> [Your task] Scan the data beneath this task and copy each line that includes "Строительство".

> [Dataset entries]
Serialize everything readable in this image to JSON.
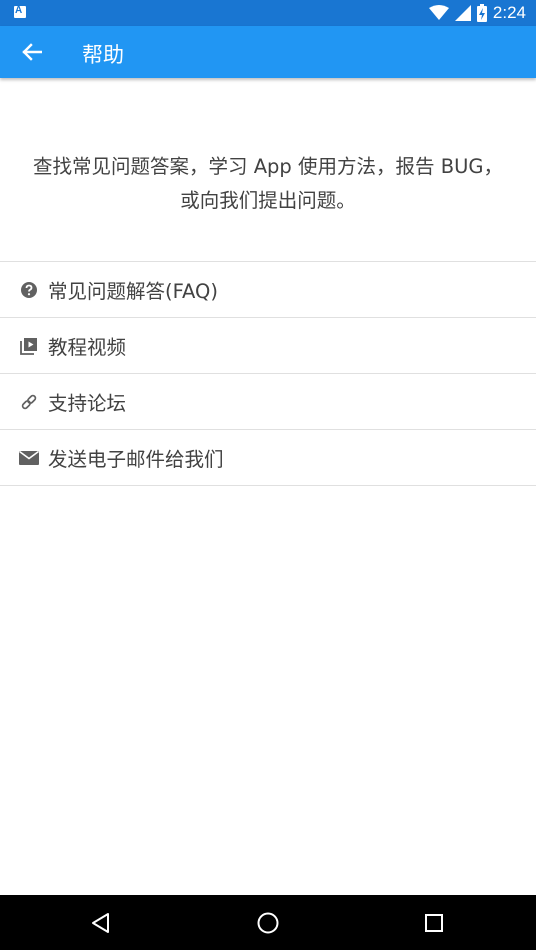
{
  "status_bar": {
    "time": "2:24",
    "icons": [
      "notification-a-icon",
      "wifi-icon",
      "cellular-signal-icon",
      "battery-charging-icon"
    ]
  },
  "app_bar": {
    "title": "帮助",
    "back_icon": "arrow-back-icon",
    "color": "#2196f3"
  },
  "description": {
    "line1": "查找常见问题答案，学习 App 使用方法，报告 BUG，",
    "line2": "或向我们提出问题。"
  },
  "menu": {
    "items": [
      {
        "label": "常见问题解答(FAQ)",
        "icon": "help-circle-icon"
      },
      {
        "label": "教程视频",
        "icon": "video-library-icon"
      },
      {
        "label": "支持论坛",
        "icon": "link-icon"
      },
      {
        "label": "发送电子邮件给我们",
        "icon": "email-icon"
      }
    ]
  },
  "nav_bar": {
    "buttons": [
      "back-triangle-icon",
      "home-circle-icon",
      "recents-square-icon"
    ]
  }
}
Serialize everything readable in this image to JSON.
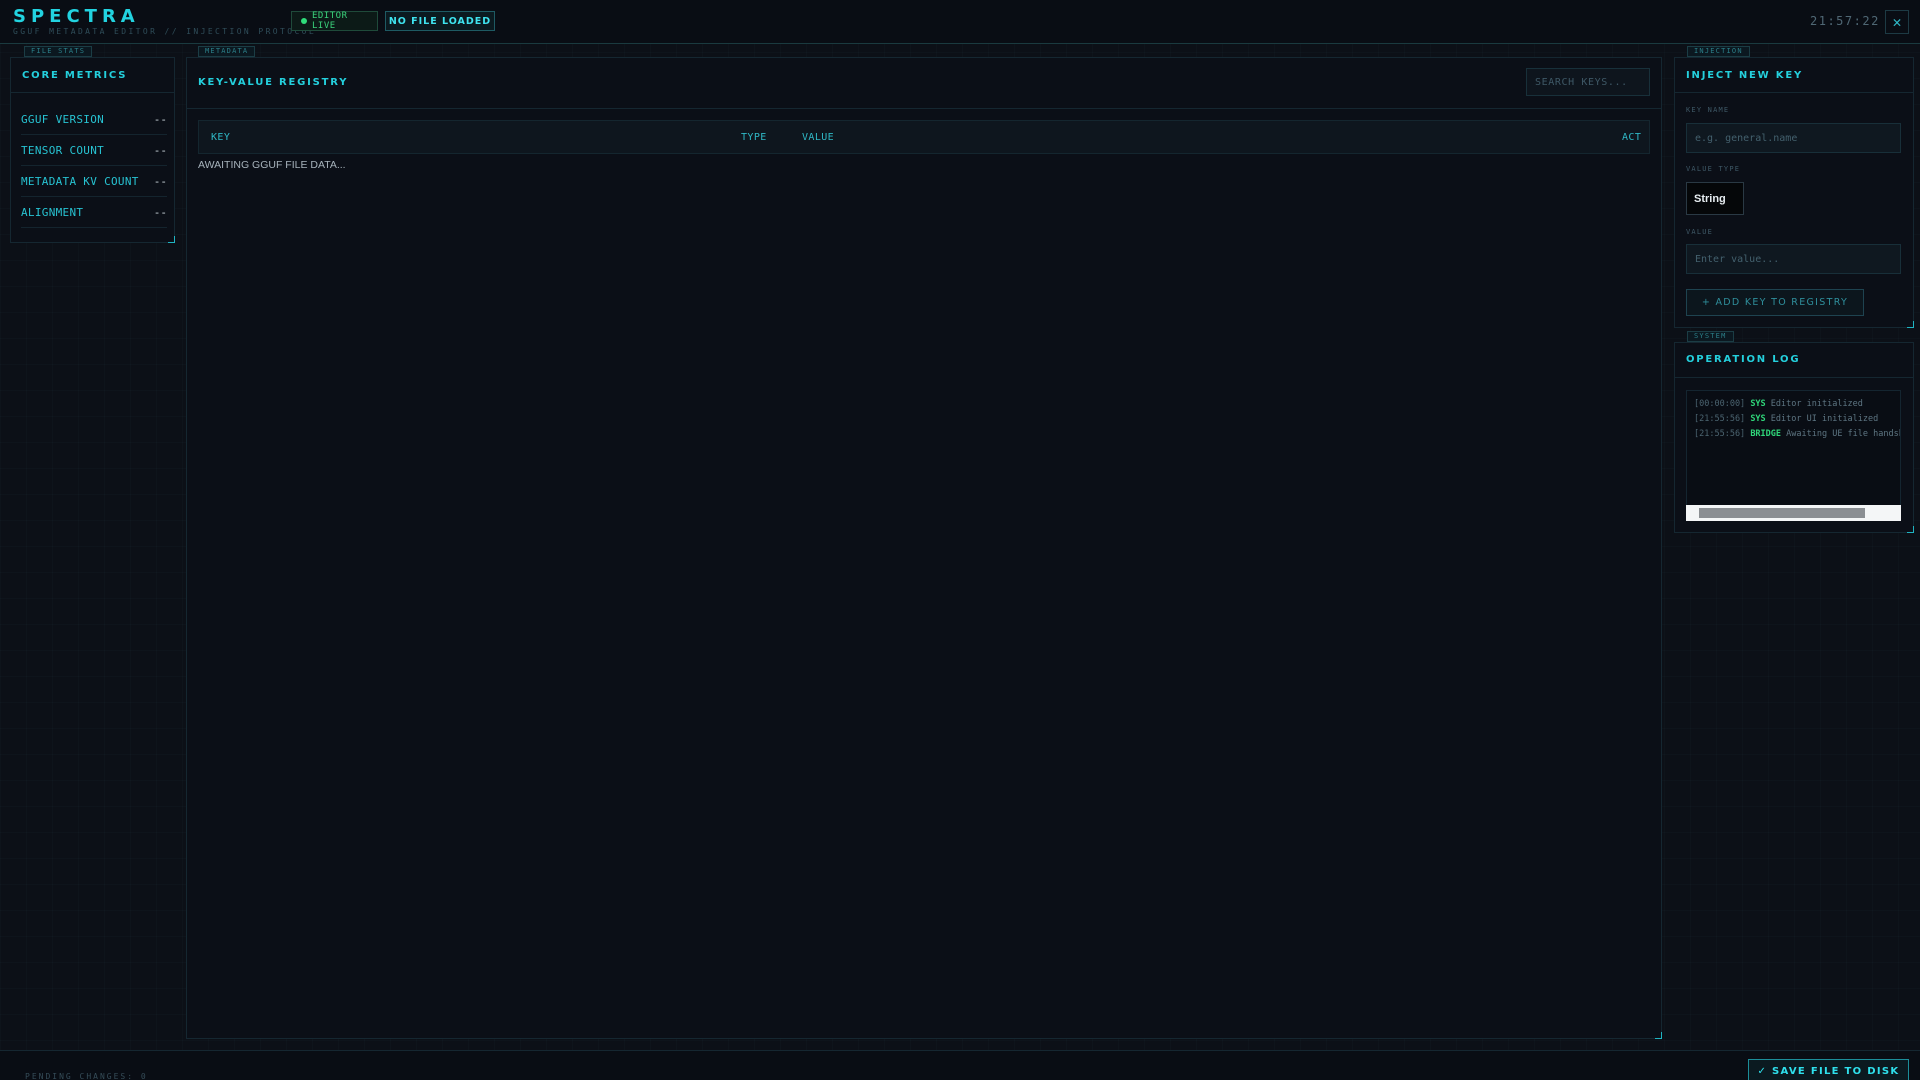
{
  "app": {
    "brand": "SPECTRA",
    "subtitle": "GGUF METADATA EDITOR // INJECTION PROTOCOL",
    "status": "EDITOR LIVE",
    "file_status": "NO FILE LOADED",
    "clock": "21:57:22",
    "close_glyph": "✕"
  },
  "file_stats": {
    "tag": "FILE STATS",
    "title": "CORE METRICS",
    "metrics": [
      {
        "label": "GGUF VERSION",
        "value": "--"
      },
      {
        "label": "TENSOR COUNT",
        "value": "--"
      },
      {
        "label": "METADATA KV COUNT",
        "value": "--"
      },
      {
        "label": "ALIGNMENT",
        "value": "--"
      }
    ]
  },
  "metadata": {
    "tag": "METADATA",
    "title": "KEY-VALUE REGISTRY",
    "search_placeholder": "SEARCH KEYS...",
    "columns": {
      "key": "KEY",
      "type": "TYPE",
      "value": "VALUE",
      "act": "ACT"
    },
    "empty_message": "AWAITING GGUF FILE DATA..."
  },
  "injection": {
    "tag": "INJECTION",
    "title": "INJECT NEW KEY",
    "key_name_label": "KEY NAME",
    "key_name_placeholder": "e.g. general.name",
    "value_type_label": "VALUE TYPE",
    "value_type_selected": "String",
    "value_label": "VALUE",
    "value_placeholder": "Enter value...",
    "add_button": "+ ADD KEY TO REGISTRY"
  },
  "system": {
    "tag": "SYSTEM",
    "title": "OPERATION LOG",
    "log": [
      {
        "time": "[00:00:00]",
        "source": "SYS",
        "message": "Editor initialized"
      },
      {
        "time": "[21:55:56]",
        "source": "SYS",
        "message": "Editor UI initialized"
      },
      {
        "time": "[21:55:56]",
        "source": "BRIDGE",
        "message": "Awaiting UE file handshake"
      }
    ]
  },
  "footer": {
    "pending": "PENDING CHANGES: 0",
    "save_button": "✓ SAVE FILE TO DISK"
  },
  "colors": {
    "accent": "#22d3e0",
    "success": "#2fdc7a",
    "background": "#0c1017"
  }
}
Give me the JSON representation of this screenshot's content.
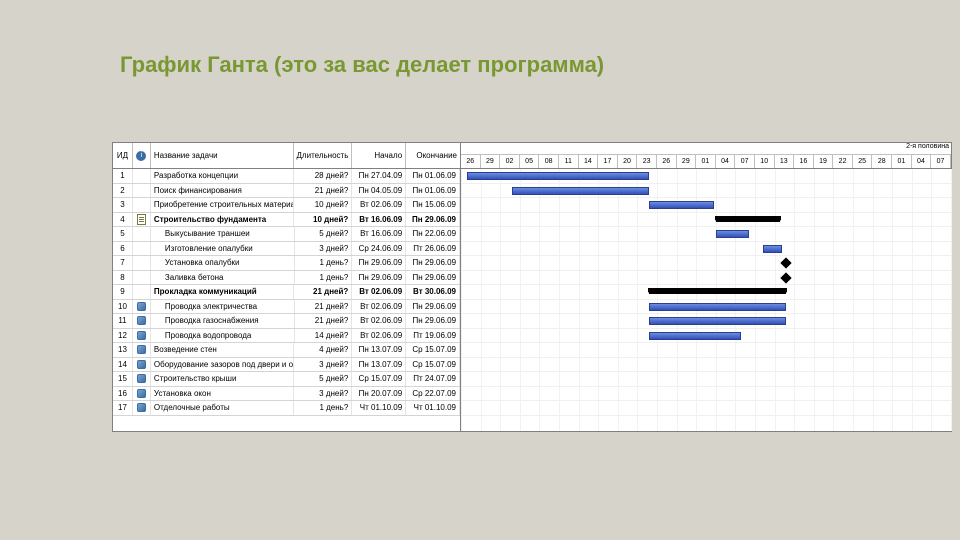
{
  "title": "График Ганта (это за вас делает программа)",
  "columns": {
    "id": "ИД",
    "info": "",
    "name": "Название задачи",
    "duration": "Длительность",
    "start": "Начало",
    "end": "Окончание"
  },
  "timeline": {
    "top_label": "2-я половина",
    "days": [
      "26",
      "29",
      "02",
      "05",
      "08",
      "11",
      "14",
      "17",
      "20",
      "23",
      "26",
      "29",
      "01",
      "04",
      "07",
      "10",
      "13",
      "16",
      "19",
      "22",
      "25",
      "28",
      "01",
      "04",
      "07"
    ]
  },
  "tasks": [
    {
      "id": "1",
      "icon": "",
      "name": "Разработка концепции",
      "dur": "28 дней?",
      "start": "Пн 27.04.09",
      "end": "Пн 01.06.09",
      "bold": false,
      "indent": 0
    },
    {
      "id": "2",
      "icon": "",
      "name": "Поиск финансирования",
      "dur": "21 дней?",
      "start": "Пн 04.05.09",
      "end": "Пн 01.06.09",
      "bold": false,
      "indent": 0
    },
    {
      "id": "3",
      "icon": "",
      "name": "Приобретение строительных материалов",
      "dur": "10 дней?",
      "start": "Вт 02.06.09",
      "end": "Пн 15.06.09",
      "bold": false,
      "indent": 0
    },
    {
      "id": "4",
      "icon": "note",
      "name": "Строительство фундамента",
      "dur": "10 дней?",
      "start": "Вт 16.06.09",
      "end": "Пн 29.06.09",
      "bold": true,
      "indent": 0
    },
    {
      "id": "5",
      "icon": "",
      "name": "Выкусывание траншеи",
      "dur": "5 дней?",
      "start": "Вт 16.06.09",
      "end": "Пн 22.06.09",
      "bold": false,
      "indent": 1
    },
    {
      "id": "6",
      "icon": "",
      "name": "Изготовление опалубки",
      "dur": "3 дней?",
      "start": "Ср 24.06.09",
      "end": "Пт 26.06.09",
      "bold": false,
      "indent": 1
    },
    {
      "id": "7",
      "icon": "",
      "name": "Установка опалубки",
      "dur": "1 день?",
      "start": "Пн 29.06.09",
      "end": "Пн 29.06.09",
      "bold": false,
      "indent": 1
    },
    {
      "id": "8",
      "icon": "",
      "name": "Заливка бетона",
      "dur": "1 день?",
      "start": "Пн 29.06.09",
      "end": "Пн 29.06.09",
      "bold": false,
      "indent": 1
    },
    {
      "id": "9",
      "icon": "",
      "name": "Прокладка коммуникаций",
      "dur": "21 дней?",
      "start": "Вт 02.06.09",
      "end": "Вт 30.06.09",
      "bold": true,
      "indent": 0
    },
    {
      "id": "10",
      "icon": "link",
      "name": "Проводка электричества",
      "dur": "21 дней?",
      "start": "Вт 02.06.09",
      "end": "Пн 29.06.09",
      "bold": false,
      "indent": 1
    },
    {
      "id": "11",
      "icon": "link",
      "name": "Проводка газоснабжения",
      "dur": "21 дней?",
      "start": "Вт 02.06.09",
      "end": "Пн 29.06.09",
      "bold": false,
      "indent": 1
    },
    {
      "id": "12",
      "icon": "link",
      "name": "Проводка водопровода",
      "dur": "14 дней?",
      "start": "Вт 02.06.09",
      "end": "Пт 19.06.09",
      "bold": false,
      "indent": 1
    },
    {
      "id": "13",
      "icon": "link",
      "name": "Возведение стен",
      "dur": "4 дней?",
      "start": "Пн 13.07.09",
      "end": "Ср 15.07.09",
      "bold": false,
      "indent": 0
    },
    {
      "id": "14",
      "icon": "link",
      "name": "Оборудование зазоров под двери и окна",
      "dur": "3 дней?",
      "start": "Пн 13.07.09",
      "end": "Ср 15.07.09",
      "bold": false,
      "indent": 0
    },
    {
      "id": "15",
      "icon": "link",
      "name": "Строительство крыши",
      "dur": "5 дней?",
      "start": "Ср 15.07.09",
      "end": "Пт 24.07.09",
      "bold": false,
      "indent": 0
    },
    {
      "id": "16",
      "icon": "link",
      "name": "Установка окон",
      "dur": "3 дней?",
      "start": "Пн 20.07.09",
      "end": "Ср 22.07.09",
      "bold": false,
      "indent": 0
    },
    {
      "id": "17",
      "icon": "link",
      "name": "Отделочные работы",
      "dur": "1 день?",
      "start": "Чт 01.10.09",
      "end": "Чт 01.10.09",
      "bold": false,
      "indent": 0
    }
  ],
  "chart_data": {
    "type": "gantt",
    "unit_days": 3,
    "start_index": 0,
    "bars": [
      {
        "row": 0,
        "type": "task",
        "start": 0.3,
        "span": 9.3
      },
      {
        "row": 1,
        "type": "task",
        "start": 2.6,
        "span": 7.0
      },
      {
        "row": 2,
        "type": "task",
        "start": 9.6,
        "span": 3.3
      },
      {
        "row": 3,
        "type": "summary",
        "start": 13.0,
        "span": 3.3
      },
      {
        "row": 4,
        "type": "task",
        "start": 13.0,
        "span": 1.7
      },
      {
        "row": 5,
        "type": "task",
        "start": 15.4,
        "span": 1.0
      },
      {
        "row": 6,
        "type": "milestone",
        "start": 16.4,
        "span": 0
      },
      {
        "row": 7,
        "type": "milestone",
        "start": 16.4,
        "span": 0
      },
      {
        "row": 8,
        "type": "summary",
        "start": 9.6,
        "span": 7.0
      },
      {
        "row": 9,
        "type": "task",
        "start": 9.6,
        "span": 7.0
      },
      {
        "row": 10,
        "type": "task",
        "start": 9.6,
        "span": 7.0
      },
      {
        "row": 11,
        "type": "task",
        "start": 9.6,
        "span": 4.7
      }
    ]
  }
}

> [Your solution]
      "name": "Строительство фундамента",
      "name": "Строительство крыши",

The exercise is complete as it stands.